Three Merry Bowman
by Cliff Huntington
During the mid 1870's, a loosely organized group of archery enthusiasts
associated themselves at Crawfordsville, Indiana, for the purpose of practicing
with the bow and arrows. Only two of the members, Maurice and Will H.
Thompson were archers of experience, having shot over the finest hunting
grounds the south had to offer, armed with English longbows and arrows.
As with many organizations, enthusiasm initially reigns and then interest
languishes, soon reducing the numbers to a few dedicated souls. Such was
the case with this group from Crawfordsville, until one bright afternoon,
only three hardy individuals were left to answer roll-call. Captain H.
H. Talbott, Will H. Thompson and Maurice Thompson took the name of the
"Three Merry Bowman" and enjoyed many an adventure "by field
and flood." They were not an Archery Club, just three ardent archers
with the sole purpose of shooting game with the longbow and arrows. Their
membership was limited to three gentlemen, ladies being excluded.
They never indulged in the more formal target archery, "being quite
ignorant of the theory and practical details of Archery as a game."
According to Maurice, "...shooting at game in the fields and woods
(by 'flood and field') is as different from target shooting as day is different
from night. The bright rings of a target are a snare and a delusion to
the greenwood archer." Maurice wrote the following description of
their equipment in the 1879 Archer's Register, "The arrows used by
the 'Three' in their practice, except when shooting for prizes with other
Clubs, are of two kinds--broad-headed, barbed hunting arrows, and blunt
birding arrows. The steles of these arrows are 30 inches long and 3/8
of an inch greatest diameter, with goose-wing vanes 1 1/4 inches wide.
The heads each weigh 3/4 of an ounce avoirdupois. Their bows are six
feet six inches long, with a weight of from 60 lbs. to 72 lbs."
The "Three" would develop a lifelong friendship and enjoy
many a jaunt through the woods surrounding Crawfordsville pursuing the
plentiful hares and colorful wood ducks. On several occasions Captain
Talbott remarked that "the friendship between him and the Thompson
boys were one of a million." Captain Talbott would develop considerable
skill with the longbow, making some remarkable shots on game from thirty
to seventy yards.
During July of 1877 Maurice had simultaneously published two articles,
"Hunting With The Longbow" in Harper's and "Bow Shooting"
in Scribner's. Both were immediately popular with their subscribers and
through these articles a great interest in archery was rekindled. This
growing popularity brought with it a friendly controversy between the "Three"
and a group of riflemen, known as the Montgomery Scouts, also from Crawfordsville.
These crack riflemen were headed by the well known and celebrated marksman,

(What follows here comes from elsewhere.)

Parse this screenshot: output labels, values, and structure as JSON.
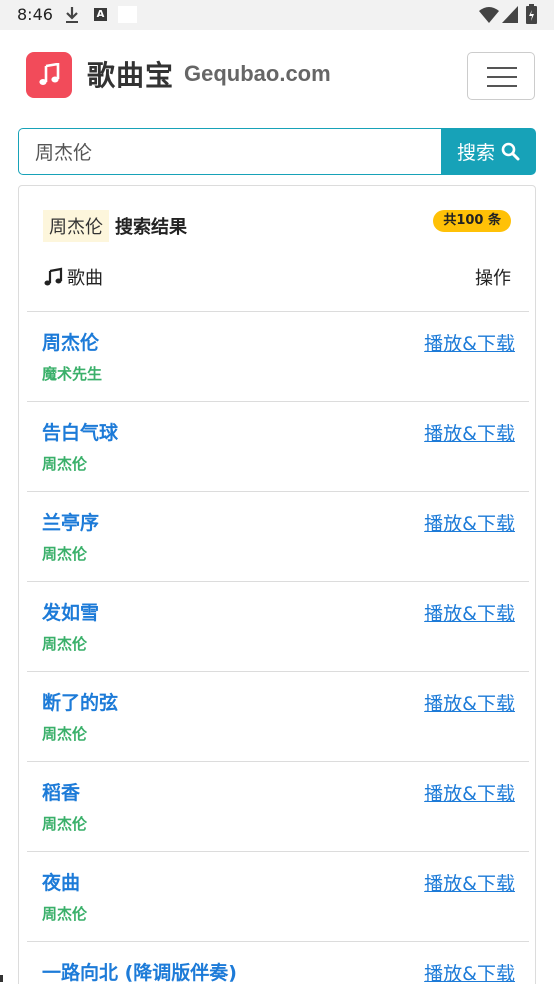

General Lew Wallace. (General Wallace would later gain international acclaim
with the publication of the novel "Ben-Hur" in 1880.) Maurice
and his archery enthusiasts had been promoting the merits of the bow and
had dared to infer that the bow could be made to compete successfully with
the rifle under rules of tournament shooting. Maurice, ever loyal to the
English longbow, issued a challenge to General Wallace for a shooting match
at ten o'clock on Tuesday, October 23, 1877, in the Dry Branch Bottom near
The two teams were selected with the riflemen being represented by General
Wallace, Frank Snyder and Edward Voris and the archers represented by Maurice
Thompson, Will H. Thompson and Captain H. H. Talbott. A meeting was arranged
between the two groups and the following rules of engagement were established.
Each group was to shoot three rounds of 30 shots at a four foot target
with a nine inch gold. Archers would shoot at 20 yards while the riflemen
shot at 100 yards, archers would shoot at 30 yards and rifleman at 200
yards with archers shooting their final round at 40 yards and riflemen
at 200 yards. The result of the contest showed the archers out scoring
the riflemen at each distance. General Wallace and Maurice Thompson produced
the highest scores for each's respective group with Maurice easily out
scoring the General. However, the General did score better with his second
200 yard total against Maurice's 40 yard score. After this contest, the
"Three" would begin a course of target-practice and find that
shooting the light English target arrows would be quite difference from
the heavy hunting shafts they were familiar with.
Captain Talbott's service during the Civil war carried him into Georgia
with the forces of General Sherman. He was in attendance at much property
destruction, but always protested these senseless acts. Captain Talbott
was present when the property of Elder Grigg Thompson was destroyed in
Gordon county, Georgia and as usual, lodged a protest. Who would have
guessed that a dozen years later this young Union Officer would become
lifelong friends with two sons of the Elder Grigg Thompson, two sons who
wore the colors of the Confederate. The bond of the bow is indeed a powerful